> _DESCRIPTION OF THE TASK_
The output should be every line below, retyped exactly, with no images.

> _TASK INPUTS_

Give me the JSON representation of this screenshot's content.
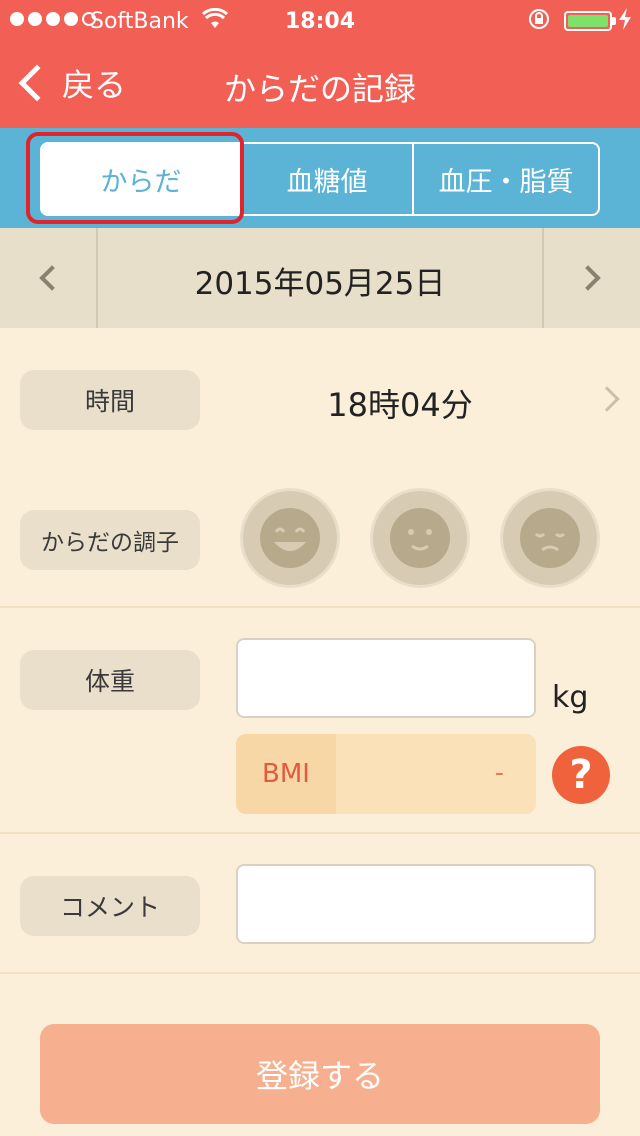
{
  "status_bar": {
    "carrier": "SoftBank",
    "time": "18:04"
  },
  "nav": {
    "back_label": "戻る",
    "title": "からだの記録"
  },
  "tabs": [
    {
      "label": "からだ",
      "active": true
    },
    {
      "label": "血糖値",
      "active": false
    },
    {
      "label": "血圧・脂質",
      "active": false
    }
  ],
  "date_bar": {
    "date": "2015年05月25日"
  },
  "time_row": {
    "label": "時間",
    "value": "18時04分"
  },
  "condition_row": {
    "label": "からだの調子",
    "options": [
      "happy-face-icon",
      "neutral-face-icon",
      "sad-face-icon"
    ]
  },
  "weight_row": {
    "label": "体重",
    "value": "",
    "unit": "kg",
    "bmi_label": "BMI",
    "bmi_value": "-",
    "help_label": "?"
  },
  "comment_row": {
    "label": "コメント",
    "value": ""
  },
  "submit": {
    "label": "登録する"
  },
  "colors": {
    "header": "#f25f54",
    "tab_bar": "#5bb3d6",
    "background": "#fcefd9",
    "submit_button": "#f6b090",
    "highlight": "#e0232c"
  }
}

> _SOLUTION_
Give me the JSON representation of this screenshot's content.
{
  "status_bar": {
    "carrier": "SoftBank",
    "time": "18:04"
  },
  "nav": {
    "back_label": "戻る",
    "title": "からだの記録"
  },
  "tabs": [
    {
      "label": "からだ",
      "active": true
    },
    {
      "label": "血糖値",
      "active": false
    },
    {
      "label": "血圧・脂質",
      "active": false
    }
  ],
  "date_bar": {
    "date": "2015年05月25日"
  },
  "time_row": {
    "label": "時間",
    "value": "18時04分"
  },
  "condition_row": {
    "label": "からだの調子",
    "options": [
      "happy-face-icon",
      "neutral-face-icon",
      "sad-face-icon"
    ]
  },
  "weight_row": {
    "label": "体重",
    "value": "",
    "unit": "kg",
    "bmi_label": "BMI",
    "bmi_value": "-",
    "help_label": "?"
  },
  "comment_row": {
    "label": "コメント",
    "value": ""
  },
  "submit": {
    "label": "登録する"
  },
  "colors": {
    "header": "#f25f54",
    "tab_bar": "#5bb3d6",
    "background": "#fcefd9",
    "submit_button": "#f6b090",
    "highlight": "#e0232c"
  }
}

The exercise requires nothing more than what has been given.